Top of RECORDS SHOWN
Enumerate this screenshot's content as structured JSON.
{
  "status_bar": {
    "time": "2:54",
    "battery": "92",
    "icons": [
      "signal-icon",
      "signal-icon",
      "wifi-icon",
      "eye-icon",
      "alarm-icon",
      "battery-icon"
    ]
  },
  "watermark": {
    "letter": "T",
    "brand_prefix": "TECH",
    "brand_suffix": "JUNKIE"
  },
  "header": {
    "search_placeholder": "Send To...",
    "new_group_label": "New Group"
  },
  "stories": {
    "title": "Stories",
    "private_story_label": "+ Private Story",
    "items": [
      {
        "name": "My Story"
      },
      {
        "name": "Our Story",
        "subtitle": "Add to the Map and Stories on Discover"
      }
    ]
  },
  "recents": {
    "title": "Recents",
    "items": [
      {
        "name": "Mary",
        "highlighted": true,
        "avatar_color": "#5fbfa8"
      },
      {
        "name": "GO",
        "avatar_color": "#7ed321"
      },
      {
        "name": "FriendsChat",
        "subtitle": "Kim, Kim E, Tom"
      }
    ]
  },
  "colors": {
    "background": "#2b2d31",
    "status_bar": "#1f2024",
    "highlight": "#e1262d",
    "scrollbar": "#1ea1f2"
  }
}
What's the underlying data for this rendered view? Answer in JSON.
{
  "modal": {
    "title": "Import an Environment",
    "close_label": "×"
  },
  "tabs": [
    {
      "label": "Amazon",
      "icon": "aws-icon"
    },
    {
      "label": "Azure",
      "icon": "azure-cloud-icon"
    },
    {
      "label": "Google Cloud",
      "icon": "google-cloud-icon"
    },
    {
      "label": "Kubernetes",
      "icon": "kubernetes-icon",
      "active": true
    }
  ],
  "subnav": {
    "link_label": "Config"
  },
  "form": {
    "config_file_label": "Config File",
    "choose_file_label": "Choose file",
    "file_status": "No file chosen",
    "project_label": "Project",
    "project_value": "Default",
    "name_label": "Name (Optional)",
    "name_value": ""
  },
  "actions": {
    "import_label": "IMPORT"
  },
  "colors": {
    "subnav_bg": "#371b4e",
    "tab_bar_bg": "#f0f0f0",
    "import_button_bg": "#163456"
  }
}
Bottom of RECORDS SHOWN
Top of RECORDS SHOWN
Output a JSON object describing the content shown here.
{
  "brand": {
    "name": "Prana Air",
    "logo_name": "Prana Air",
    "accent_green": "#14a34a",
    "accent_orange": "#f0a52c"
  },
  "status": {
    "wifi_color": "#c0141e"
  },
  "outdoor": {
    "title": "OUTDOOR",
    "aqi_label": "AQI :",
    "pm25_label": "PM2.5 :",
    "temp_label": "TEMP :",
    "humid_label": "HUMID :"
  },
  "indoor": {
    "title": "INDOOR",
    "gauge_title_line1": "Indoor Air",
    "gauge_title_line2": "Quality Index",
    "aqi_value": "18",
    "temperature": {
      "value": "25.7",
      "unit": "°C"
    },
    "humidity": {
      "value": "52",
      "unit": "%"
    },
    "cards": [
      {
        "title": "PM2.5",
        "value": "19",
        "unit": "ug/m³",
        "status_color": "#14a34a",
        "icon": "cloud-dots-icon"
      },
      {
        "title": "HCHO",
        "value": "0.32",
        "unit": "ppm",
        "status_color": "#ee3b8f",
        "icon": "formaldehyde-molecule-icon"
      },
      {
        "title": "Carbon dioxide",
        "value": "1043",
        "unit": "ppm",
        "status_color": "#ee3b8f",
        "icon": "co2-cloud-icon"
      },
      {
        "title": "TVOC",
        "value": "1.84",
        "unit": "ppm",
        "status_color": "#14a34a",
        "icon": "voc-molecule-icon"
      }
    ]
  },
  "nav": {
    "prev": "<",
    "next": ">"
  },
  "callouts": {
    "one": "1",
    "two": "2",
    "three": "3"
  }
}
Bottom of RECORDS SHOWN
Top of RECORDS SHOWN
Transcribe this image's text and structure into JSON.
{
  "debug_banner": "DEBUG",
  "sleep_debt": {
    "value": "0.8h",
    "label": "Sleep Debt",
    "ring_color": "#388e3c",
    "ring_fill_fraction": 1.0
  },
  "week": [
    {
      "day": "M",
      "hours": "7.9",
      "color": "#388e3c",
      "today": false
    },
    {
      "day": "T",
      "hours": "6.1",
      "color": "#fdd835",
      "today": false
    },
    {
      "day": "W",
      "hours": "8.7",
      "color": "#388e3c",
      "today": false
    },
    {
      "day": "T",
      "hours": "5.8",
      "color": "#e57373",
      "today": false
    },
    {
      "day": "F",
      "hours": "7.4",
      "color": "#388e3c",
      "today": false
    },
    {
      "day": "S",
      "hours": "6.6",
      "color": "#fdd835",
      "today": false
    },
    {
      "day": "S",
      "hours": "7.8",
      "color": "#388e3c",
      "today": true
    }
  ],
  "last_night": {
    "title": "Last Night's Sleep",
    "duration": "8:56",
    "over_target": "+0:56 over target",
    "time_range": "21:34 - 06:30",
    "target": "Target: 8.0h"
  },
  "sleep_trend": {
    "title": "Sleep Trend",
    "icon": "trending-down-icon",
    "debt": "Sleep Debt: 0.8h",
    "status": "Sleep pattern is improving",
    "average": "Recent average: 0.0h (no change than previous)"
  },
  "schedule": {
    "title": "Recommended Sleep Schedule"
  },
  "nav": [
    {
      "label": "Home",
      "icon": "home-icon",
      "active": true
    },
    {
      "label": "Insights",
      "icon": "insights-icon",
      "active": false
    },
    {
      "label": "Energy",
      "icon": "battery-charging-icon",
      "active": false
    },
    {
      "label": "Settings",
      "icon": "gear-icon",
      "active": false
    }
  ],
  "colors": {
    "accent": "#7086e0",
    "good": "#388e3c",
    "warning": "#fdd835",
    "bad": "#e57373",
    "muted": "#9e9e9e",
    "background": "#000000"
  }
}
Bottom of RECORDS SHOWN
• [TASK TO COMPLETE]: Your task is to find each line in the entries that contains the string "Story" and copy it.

• [REPLY]:
    "private_story_label": "+ Private Story",
        "name": "My Story"
        "name": "Our Story",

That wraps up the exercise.